The major reason I believe Herman Cain will win is that he is the most liberal of the conservative candidates. His economic program is to simplify the tax code, but keep it “revenue neutral.” That is, no massive reduction in the bloated federal government. Though he says that he is pro-life, he wants to end Roe v Wade and let the individual states decide on abortion. He wants to stop illegals from coming into the US, but he has not spelled out how. Herman Cain is the only conservative that can take votes away from Mitt Romney.
Herman Cain is also likable and honest. His lack of political experience, at least for now, is a plus. The only other candidate that comes across as completely honest is Ron Paul. People are horrified by Ron Paul’s attempts to legalize drugs and close all foreign military bases, but they respect his honesty. Even Rick Santorum and Michelle Bachmann hedge their statements, which Republican voters are tired of. Even when I disagree with Herman Cain, I know why. Neither of the Bush presidents could claim as much honesty or clarity in their statements.
But in the end it is a numbers game. In the 2008 general election John McCain had 59,934,814 votes and Barack Obama had 69,456,897 votes. About 18 million voted in the Republican primaries, but most states had only a few thousand who controlled the delegate selection process.
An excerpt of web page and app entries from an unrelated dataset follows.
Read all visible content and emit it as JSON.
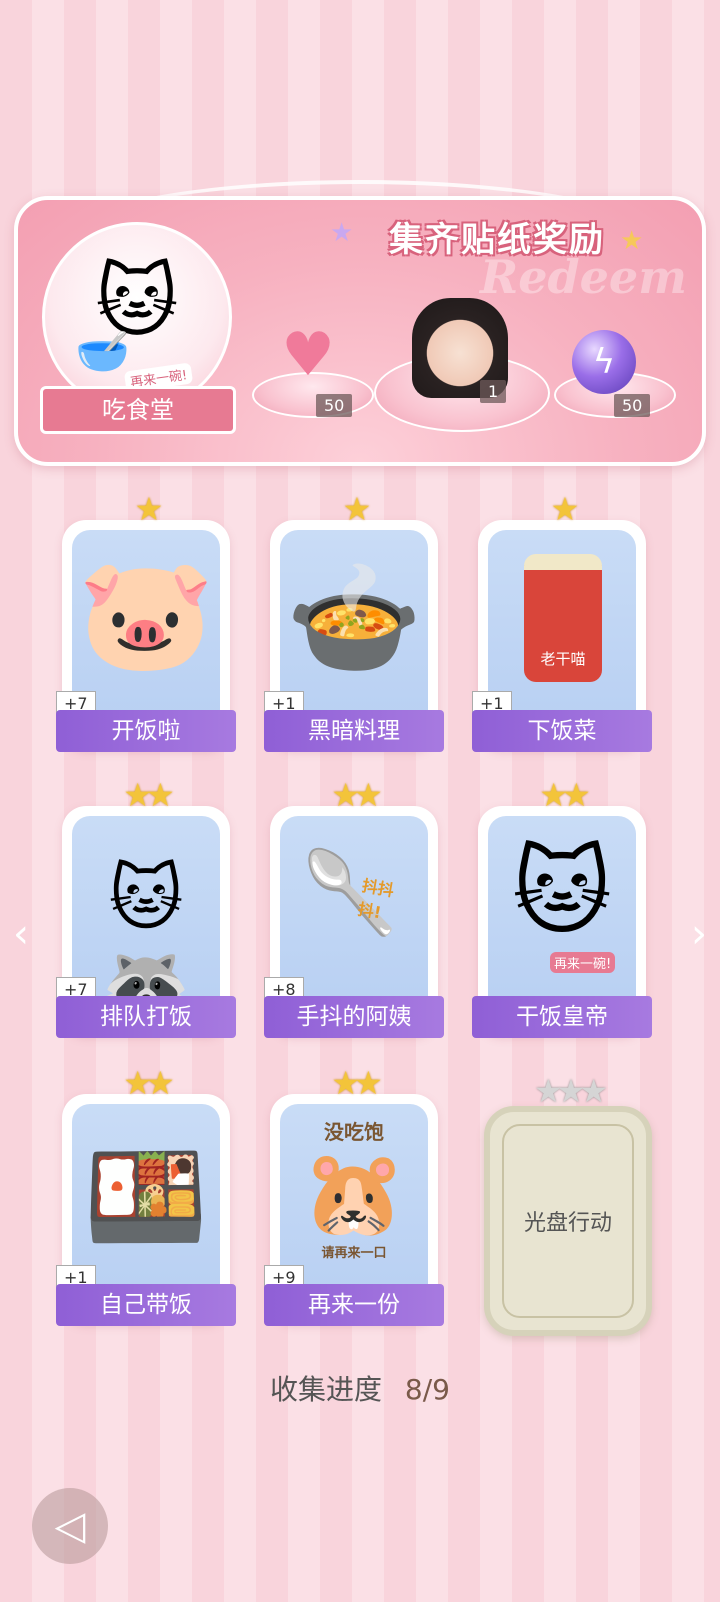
{
  "banner": {
    "title": "集齐贴纸奖励",
    "watermark": "Redeem",
    "badge_label": "吃食堂",
    "badge_sticker_text": "再来一碗!",
    "rewards": [
      {
        "icon": "heart-gem-icon",
        "count": "50"
      },
      {
        "icon": "hairstyle-portrait-icon",
        "count": "1"
      },
      {
        "icon": "purple-energy-orb-icon",
        "count": "50"
      }
    ]
  },
  "cards": [
    {
      "label": "开饭啦",
      "count": "+7",
      "stars": 1,
      "art": "🐷"
    },
    {
      "label": "黑暗料理",
      "count": "+1",
      "stars": 1,
      "art": "🍲"
    },
    {
      "label": "下饭菜",
      "count": "+1",
      "stars": 1,
      "art": "🫙",
      "jar_text": "老干喵"
    },
    {
      "label": "排队打饭",
      "count": "+7",
      "stars": 2,
      "art": "🐱"
    },
    {
      "label": "手抖的阿姨",
      "count": "+8",
      "stars": 2,
      "art": "🥄",
      "art_text": "抖抖抖!"
    },
    {
      "label": "干饭皇帝",
      "count": "",
      "stars": 2,
      "art": "🐱",
      "art_text": "再来一碗!"
    },
    {
      "label": "自己带饭",
      "count": "+1",
      "stars": 2,
      "art": "🍱"
    },
    {
      "label": "再来一份",
      "count": "+9",
      "stars": 2,
      "art": "🐹",
      "art_text_top": "没吃饱",
      "art_text_bottom": "请再来一口"
    },
    {
      "label": "光盘行动",
      "locked": true,
      "stars": 3
    }
  ],
  "progress": {
    "label": "收集进度",
    "value": "8/9"
  },
  "nav": {
    "prev": "‹",
    "next": "›",
    "back_icon": "back-arrow-icon"
  }
}
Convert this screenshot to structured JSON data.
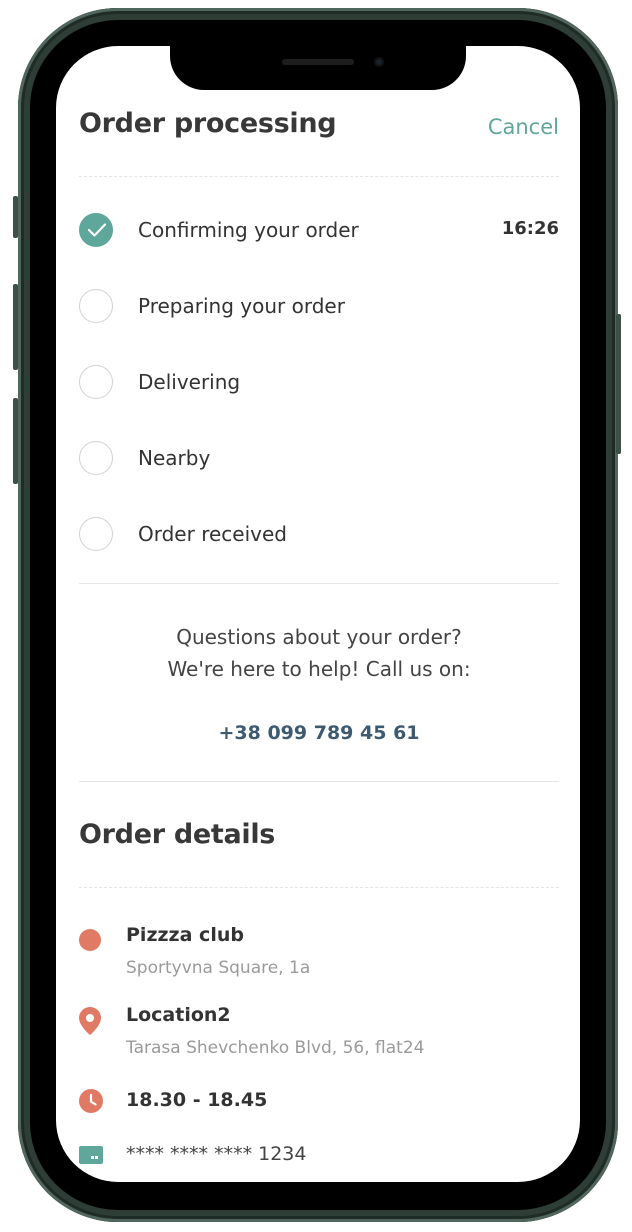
{
  "header": {
    "title": "Order processing",
    "cancel_label": "Cancel"
  },
  "statuses": [
    {
      "label": "Confirming your order",
      "done": true,
      "time": "16:26"
    },
    {
      "label": "Preparing your order",
      "done": false
    },
    {
      "label": "Delivering",
      "done": false
    },
    {
      "label": "Nearby",
      "done": false
    },
    {
      "label": "Order received",
      "done": false
    }
  ],
  "help": {
    "line1": "Questions about your order?",
    "line2": "We're here to help! Call us on:",
    "phone": "+38 099 789 45 61"
  },
  "details": {
    "title": "Order details",
    "restaurant_name": "Pizzza club",
    "restaurant_address": "Sportyvna Square, 1a",
    "location_name": "Location2",
    "location_address": "Tarasa Shevchenko Blvd, 56, flat24",
    "delivery_time": "18.30 - 18.45",
    "card_number": "**** **** **** 1234"
  },
  "colors": {
    "accent": "#5ea79a",
    "icon": "#e07a64",
    "phone_link": "#3e5a70"
  }
}
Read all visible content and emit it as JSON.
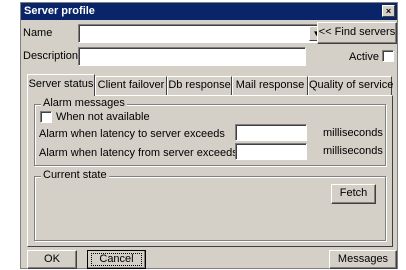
{
  "window": {
    "title": "Server profile",
    "close_glyph": "×"
  },
  "form": {
    "name_label": "Name",
    "name_value": "",
    "find_servers_label": "<< Find servers",
    "description_label": "Description",
    "description_value": "",
    "active_label": "Active",
    "active_checked": false
  },
  "tabs": [
    {
      "label": "Server status",
      "active": true
    },
    {
      "label": "Client failover",
      "active": false
    },
    {
      "label": "Db response",
      "active": false
    },
    {
      "label": "Mail response",
      "active": false
    },
    {
      "label": "Quality of service",
      "active": false
    }
  ],
  "alarm": {
    "group_title": "Alarm messages",
    "when_not_available_label": "When not available",
    "when_not_available_checked": false,
    "latency_to_label": "Alarm when latency to server exceeds",
    "latency_to_value": "",
    "latency_to_unit": "milliseconds",
    "latency_from_label": "Alarm when latency from server exceeds",
    "latency_from_value": "",
    "latency_from_unit": "milliseconds"
  },
  "current_state": {
    "group_title": "Current state",
    "fetch_label": "Fetch"
  },
  "footer": {
    "ok_label": "OK",
    "cancel_label": "Cancel",
    "messages_label": "Messages"
  },
  "colors": {
    "titlebar": "#0a246a",
    "face": "#d4d0c8"
  }
}
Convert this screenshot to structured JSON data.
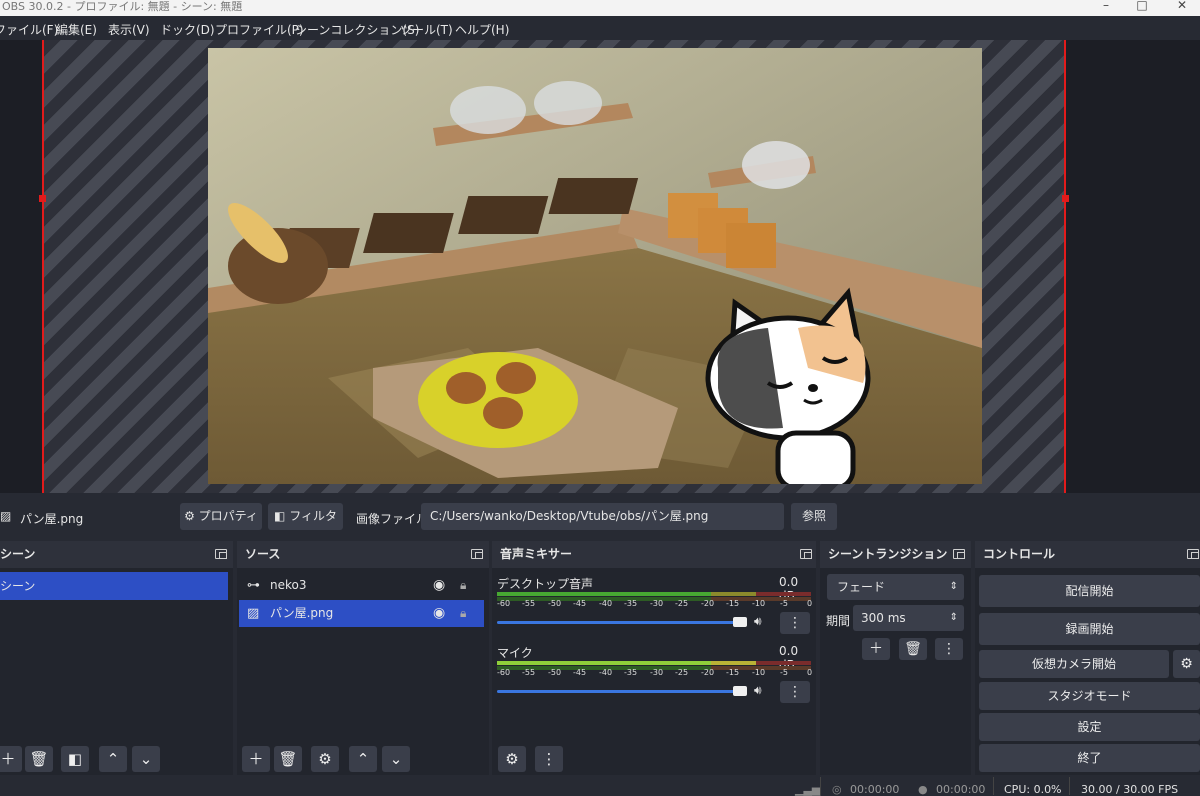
{
  "window": {
    "title": "OBS 30.0.2 - プロファイル: 無題 - シーン: 無題"
  },
  "menu": [
    "ファイル(F)",
    "編集(E)",
    "表示(V)",
    "ドック(D)",
    "プロファイル(P)",
    "シーンコレクション(S)",
    "ツール(T)",
    "ヘルプ(H)"
  ],
  "source_bar": {
    "selected_source": "パン屋.png",
    "properties_label": "プロパティ",
    "filters_label": "フィルタ",
    "image_file_label": "画像ファイル",
    "path": "C:/Users/wanko/Desktop/Vtube/obs/パン屋.png",
    "browse_label": "参照"
  },
  "scenes": {
    "title": "シーン",
    "items": [
      "シーン"
    ]
  },
  "sources": {
    "title": "ソース",
    "items": [
      "neko3",
      "パン屋.png"
    ]
  },
  "mixer": {
    "title": "音声ミキサー",
    "channels": [
      {
        "name": "デスクトップ音声",
        "level": "0.0 dB"
      },
      {
        "name": "マイク",
        "level": "0.0 dB"
      }
    ],
    "scale": [
      "-60",
      "-55",
      "-50",
      "-45",
      "-40",
      "-35",
      "-30",
      "-25",
      "-20",
      "-15",
      "-10",
      "-5",
      "0"
    ]
  },
  "transitions": {
    "title": "シーントランジション",
    "selected": "フェード",
    "duration_label": "期間",
    "duration_value": "300 ms"
  },
  "controls": {
    "title": "コントロール",
    "start_streaming": "配信開始",
    "start_recording": "録画開始",
    "start_virtual_camera": "仮想カメラ開始",
    "studio_mode": "スタジオモード",
    "settings": "設定",
    "exit": "終了"
  },
  "status": {
    "stream_time": "00:00:00",
    "record_time": "00:00:00",
    "cpu": "CPU: 0.0%",
    "fps": "30.00 / 30.00 FPS"
  },
  "colors": {
    "accent": "#2d4fc5",
    "selection_red": "#e21b1b",
    "panel": "#22252d",
    "button": "#3a3e4a"
  }
}
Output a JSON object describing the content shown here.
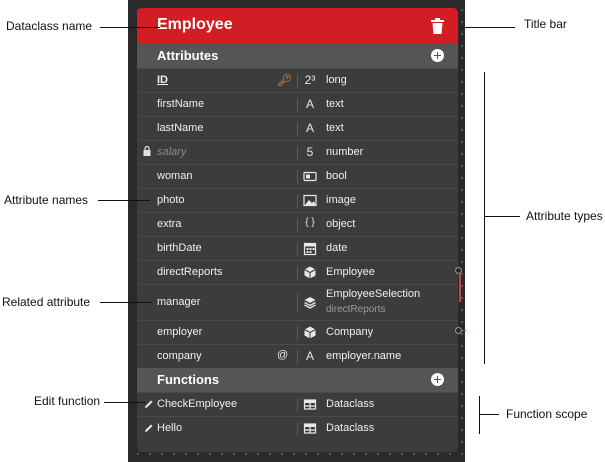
{
  "dataclass": {
    "name": "Employee",
    "accent_color": "#d31d24"
  },
  "attributes_section": {
    "label": "Attributes"
  },
  "attributes": [
    {
      "name": "ID",
      "type": "long",
      "type_icon": "2³",
      "marker": "key"
    },
    {
      "name": "firstName",
      "type": "text",
      "type_icon": "A"
    },
    {
      "name": "lastName",
      "type": "text",
      "type_icon": "A"
    },
    {
      "name": "salary",
      "type": "number",
      "type_icon": "5",
      "marker": "lock"
    },
    {
      "name": "woman",
      "type": "bool",
      "type_icon": "bool"
    },
    {
      "name": "photo",
      "type": "image",
      "type_icon": "image"
    },
    {
      "name": "extra",
      "type": "object",
      "type_icon": "{ }"
    },
    {
      "name": "birthDate",
      "type": "date",
      "type_icon": "calendar"
    },
    {
      "name": "directReports",
      "type": "Employee",
      "type_icon": "cube"
    },
    {
      "name": "manager",
      "type": "EmployeeSelection",
      "type_sub": "directReports",
      "type_icon": "layers"
    },
    {
      "name": "employer",
      "type": "Company",
      "type_icon": "cube"
    },
    {
      "name": "company",
      "type": "employer.name",
      "type_icon": "A",
      "marker": "@"
    }
  ],
  "functions_section": {
    "label": "Functions"
  },
  "functions": [
    {
      "name": "CheckEmployee",
      "scope": "Dataclass"
    },
    {
      "name": "Hello",
      "scope": "Dataclass"
    }
  ],
  "annotations": {
    "dataclass_name": "Dataclass name",
    "title_bar": "Title bar",
    "attribute_names": "Attribute names",
    "attribute_types": "Attribute types",
    "related_attribute": "Related attribute",
    "edit_function": "Edit function",
    "function_scope": "Function scope"
  }
}
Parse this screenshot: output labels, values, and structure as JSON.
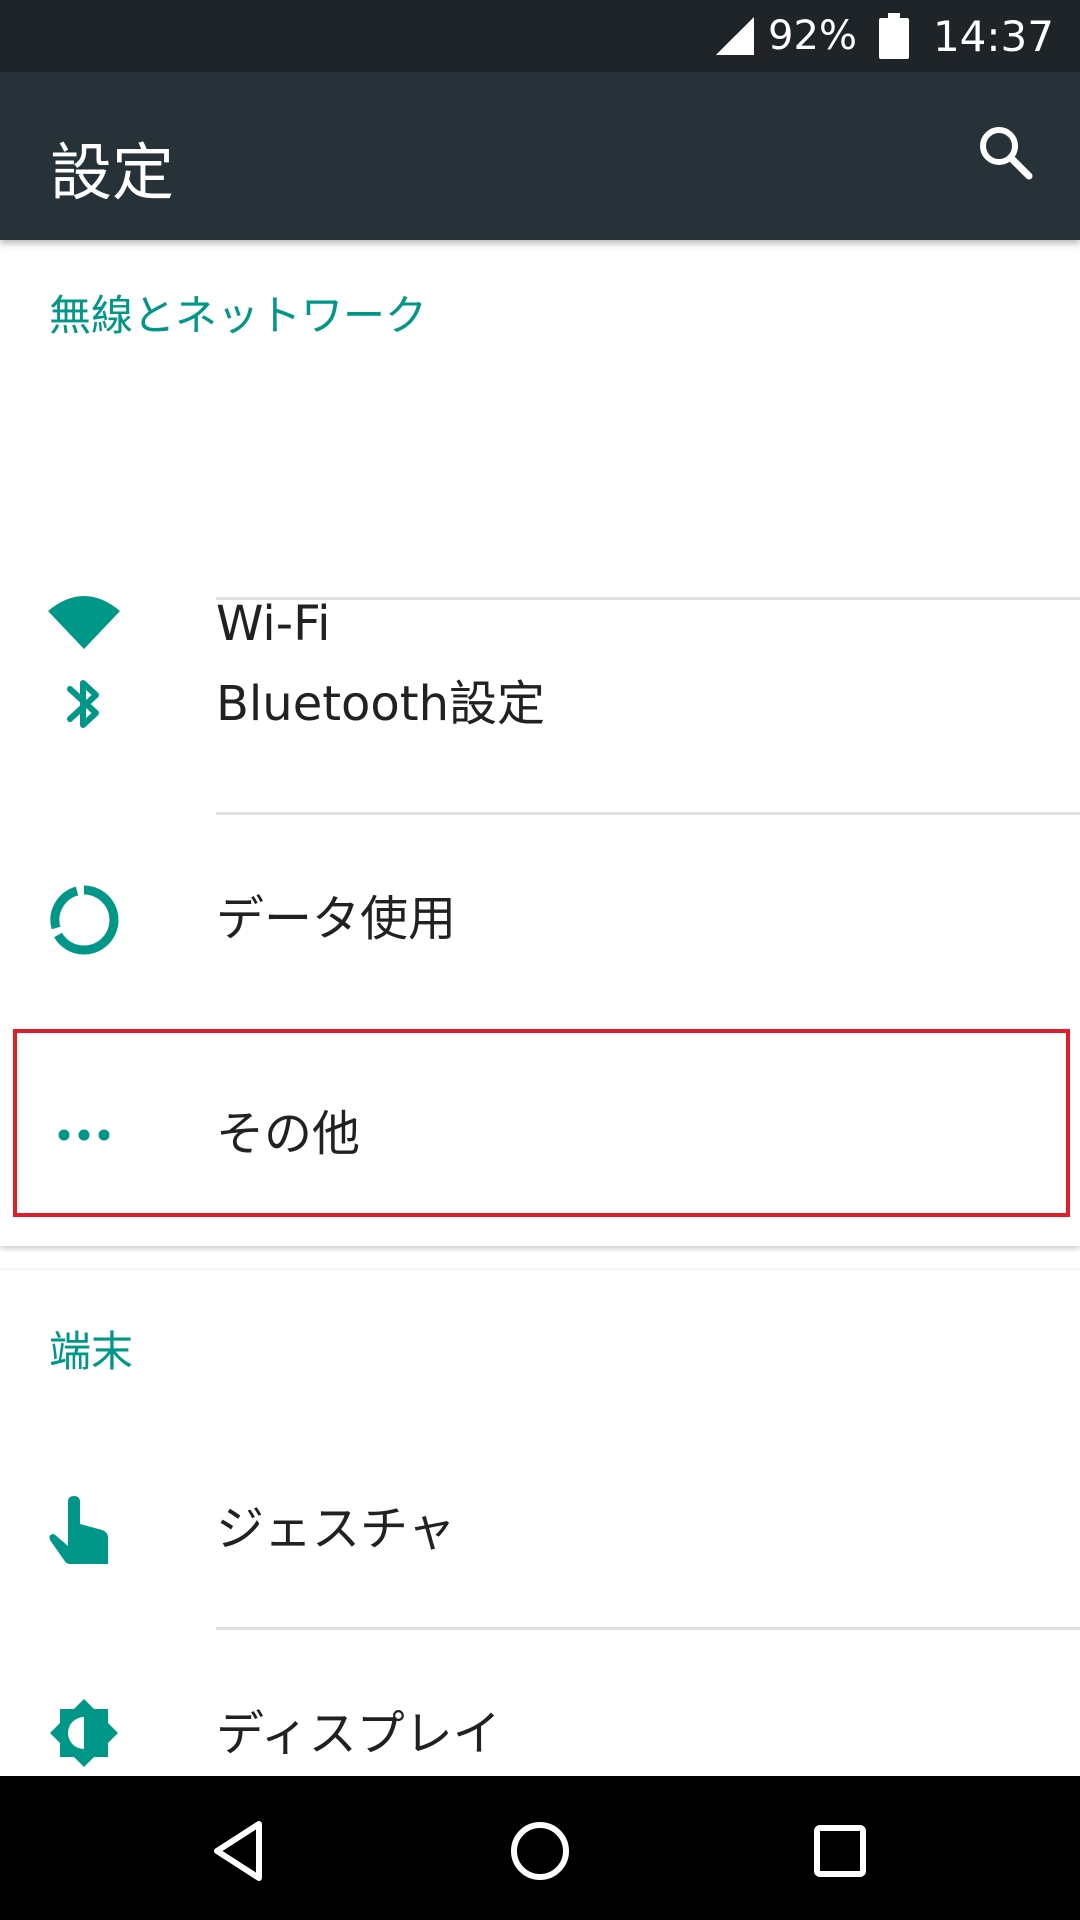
{
  "status_bar": {
    "signal_icon": "cell-signal-icon",
    "battery_percent": "92%",
    "battery_icon": "battery-icon",
    "time": "14:37"
  },
  "app_bar": {
    "title": "設定",
    "search_icon": "search-icon"
  },
  "sections": [
    {
      "header": "無線とネットワーク",
      "items": [
        {
          "label": "Wi-Fi",
          "icon": "wifi-icon"
        },
        {
          "label": "Bluetooth設定",
          "icon": "bluetooth-icon"
        },
        {
          "label": "データ使用",
          "icon": "data-usage-icon"
        },
        {
          "label": "その他",
          "icon": "more-icon"
        }
      ]
    },
    {
      "header": "端末",
      "items": [
        {
          "label": "ジェスチャ",
          "icon": "gesture-icon"
        },
        {
          "label": "ディスプレイ",
          "icon": "brightness-icon"
        }
      ]
    }
  ],
  "nav_bar": {
    "back_icon": "back-icon",
    "home_icon": "home-icon",
    "recents_icon": "recents-icon"
  },
  "colors": {
    "accent": "#009688",
    "app_bar": "#263238",
    "status_bar": "#1f2428",
    "highlight": "#e01f2d",
    "nav_bar": "#000000"
  }
}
Probably the most telling sign is in the polls which show Herman Cain ahead of Rick Perry in Perry’s home state of Texas.